[Available data — start]

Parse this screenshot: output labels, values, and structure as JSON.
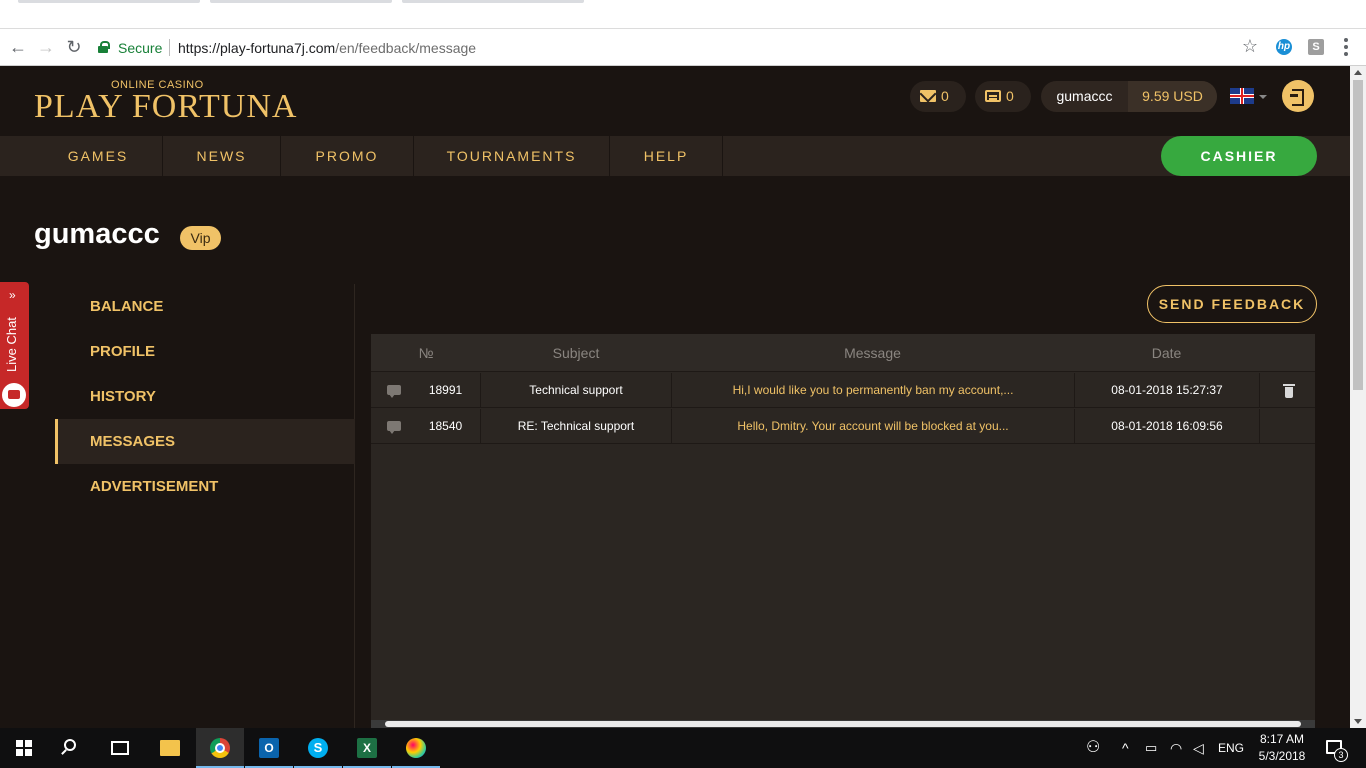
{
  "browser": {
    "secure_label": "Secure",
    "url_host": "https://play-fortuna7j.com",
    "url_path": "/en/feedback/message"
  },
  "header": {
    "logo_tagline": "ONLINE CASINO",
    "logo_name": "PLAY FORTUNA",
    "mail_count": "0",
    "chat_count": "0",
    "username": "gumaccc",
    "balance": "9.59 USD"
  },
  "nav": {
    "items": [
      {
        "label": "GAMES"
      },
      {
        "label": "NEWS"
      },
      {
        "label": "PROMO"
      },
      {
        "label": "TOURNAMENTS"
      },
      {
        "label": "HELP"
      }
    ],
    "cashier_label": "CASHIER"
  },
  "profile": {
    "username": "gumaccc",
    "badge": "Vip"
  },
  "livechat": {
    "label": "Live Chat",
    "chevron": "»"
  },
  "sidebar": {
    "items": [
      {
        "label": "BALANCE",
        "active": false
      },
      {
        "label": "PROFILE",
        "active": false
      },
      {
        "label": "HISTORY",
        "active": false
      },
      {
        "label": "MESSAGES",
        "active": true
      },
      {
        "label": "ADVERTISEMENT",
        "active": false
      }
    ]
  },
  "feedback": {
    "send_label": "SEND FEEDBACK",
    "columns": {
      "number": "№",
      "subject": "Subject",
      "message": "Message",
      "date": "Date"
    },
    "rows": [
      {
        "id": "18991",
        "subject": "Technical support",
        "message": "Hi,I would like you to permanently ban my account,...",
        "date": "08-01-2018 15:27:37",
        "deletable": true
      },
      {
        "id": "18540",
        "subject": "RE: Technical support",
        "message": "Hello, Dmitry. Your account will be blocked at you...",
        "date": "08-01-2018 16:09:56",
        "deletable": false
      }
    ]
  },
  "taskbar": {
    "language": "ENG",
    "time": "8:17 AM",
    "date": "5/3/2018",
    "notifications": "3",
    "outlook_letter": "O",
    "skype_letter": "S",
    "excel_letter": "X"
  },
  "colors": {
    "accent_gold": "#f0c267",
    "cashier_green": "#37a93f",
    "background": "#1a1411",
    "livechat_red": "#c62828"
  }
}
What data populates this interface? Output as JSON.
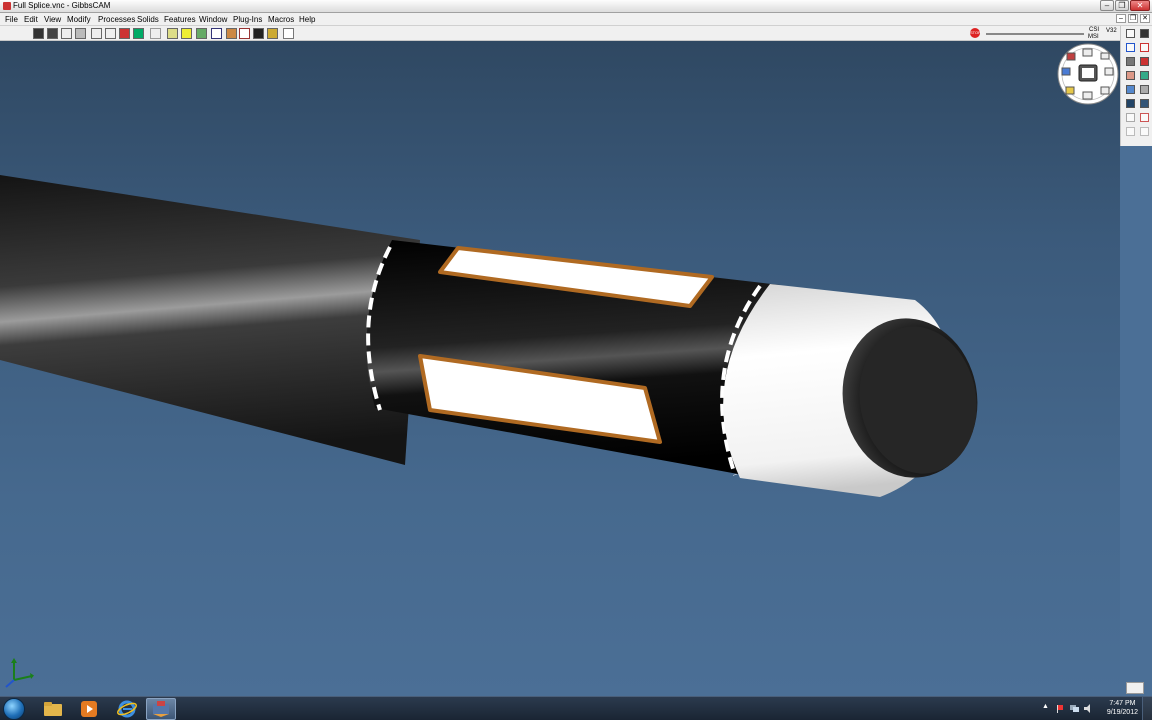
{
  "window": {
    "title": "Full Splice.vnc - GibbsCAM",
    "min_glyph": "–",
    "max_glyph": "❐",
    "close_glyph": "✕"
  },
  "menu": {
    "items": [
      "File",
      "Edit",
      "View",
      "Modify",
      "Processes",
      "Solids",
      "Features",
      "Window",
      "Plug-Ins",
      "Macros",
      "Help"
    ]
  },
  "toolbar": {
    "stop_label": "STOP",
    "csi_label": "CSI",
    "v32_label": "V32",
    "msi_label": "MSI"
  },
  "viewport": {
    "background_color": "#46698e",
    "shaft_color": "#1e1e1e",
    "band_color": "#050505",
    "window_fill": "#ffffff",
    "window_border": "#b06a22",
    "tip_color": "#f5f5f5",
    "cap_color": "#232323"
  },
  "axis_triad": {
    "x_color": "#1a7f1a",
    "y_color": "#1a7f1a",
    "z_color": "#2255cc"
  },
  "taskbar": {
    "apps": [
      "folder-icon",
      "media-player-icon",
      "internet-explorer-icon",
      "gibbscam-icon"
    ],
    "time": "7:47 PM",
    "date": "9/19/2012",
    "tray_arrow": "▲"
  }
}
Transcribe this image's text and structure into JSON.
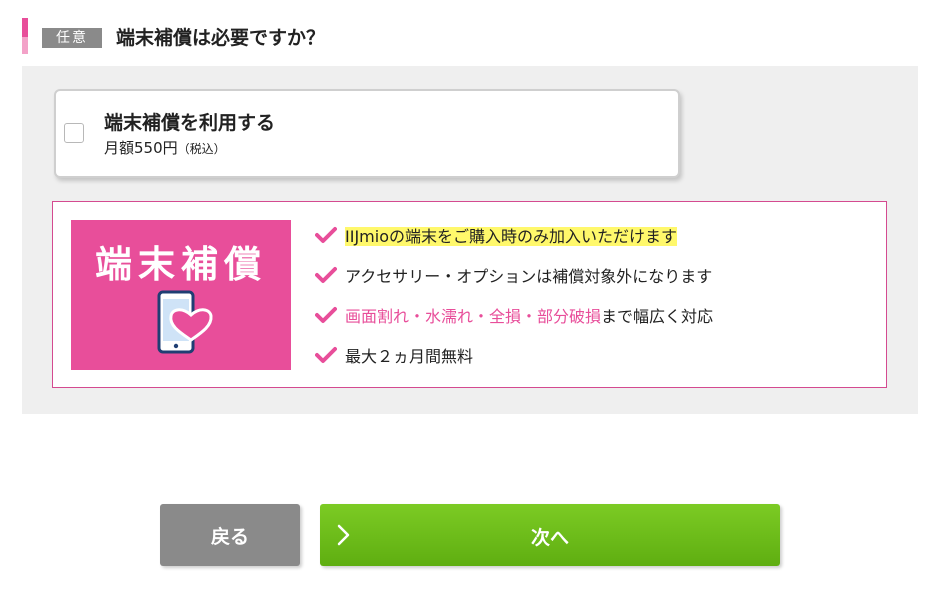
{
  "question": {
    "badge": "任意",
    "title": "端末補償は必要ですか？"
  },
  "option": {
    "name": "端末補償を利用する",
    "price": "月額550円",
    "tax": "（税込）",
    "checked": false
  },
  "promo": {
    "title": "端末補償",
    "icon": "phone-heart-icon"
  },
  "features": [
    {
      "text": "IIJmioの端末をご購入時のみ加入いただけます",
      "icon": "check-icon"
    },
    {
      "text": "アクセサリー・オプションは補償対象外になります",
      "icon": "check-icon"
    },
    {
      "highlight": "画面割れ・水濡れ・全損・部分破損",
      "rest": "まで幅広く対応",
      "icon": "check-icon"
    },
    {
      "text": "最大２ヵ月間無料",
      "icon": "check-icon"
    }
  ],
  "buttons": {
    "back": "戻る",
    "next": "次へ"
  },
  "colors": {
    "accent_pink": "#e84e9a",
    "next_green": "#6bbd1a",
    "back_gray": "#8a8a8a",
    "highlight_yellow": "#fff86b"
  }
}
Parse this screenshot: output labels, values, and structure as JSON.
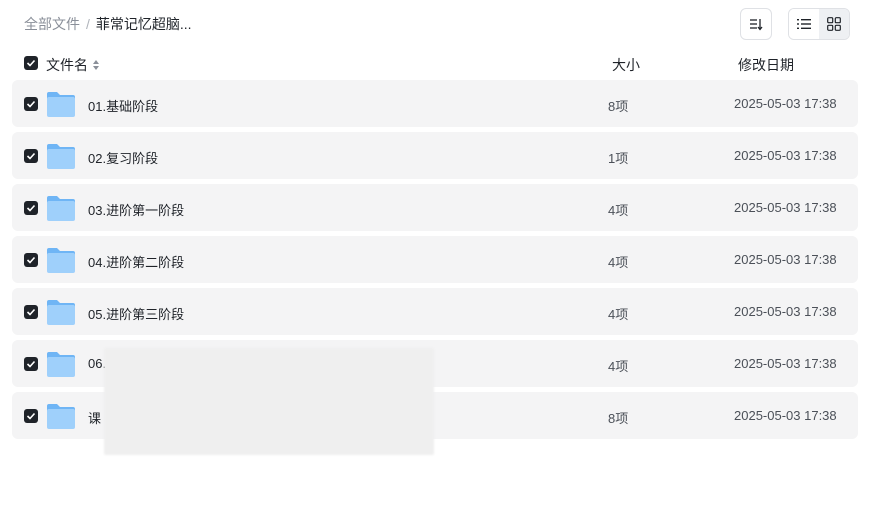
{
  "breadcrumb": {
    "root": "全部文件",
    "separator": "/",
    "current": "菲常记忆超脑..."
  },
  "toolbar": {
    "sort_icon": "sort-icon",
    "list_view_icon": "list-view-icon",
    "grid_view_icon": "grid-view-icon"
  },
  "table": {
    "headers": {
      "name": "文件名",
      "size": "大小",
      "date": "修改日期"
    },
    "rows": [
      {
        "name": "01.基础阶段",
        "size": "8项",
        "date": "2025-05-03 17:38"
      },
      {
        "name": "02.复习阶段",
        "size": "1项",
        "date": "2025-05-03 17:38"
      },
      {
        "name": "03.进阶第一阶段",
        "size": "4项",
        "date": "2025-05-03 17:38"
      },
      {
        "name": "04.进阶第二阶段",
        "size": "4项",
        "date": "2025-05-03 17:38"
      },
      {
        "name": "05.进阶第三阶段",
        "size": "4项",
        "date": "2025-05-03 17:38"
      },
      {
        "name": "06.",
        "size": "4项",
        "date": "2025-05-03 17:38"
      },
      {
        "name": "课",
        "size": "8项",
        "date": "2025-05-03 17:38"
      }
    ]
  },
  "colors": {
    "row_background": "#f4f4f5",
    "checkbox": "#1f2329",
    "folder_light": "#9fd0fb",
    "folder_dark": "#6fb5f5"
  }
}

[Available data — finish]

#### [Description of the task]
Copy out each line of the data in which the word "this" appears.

#### [Worked solution]
Parse this screenshot: output labels, values, and structure as JSON.
What data populates this interface? Output as JSON.
Transcribe this image's text and structure into JSON.
Parse this screenshot: output labels, values, and structure as JSON.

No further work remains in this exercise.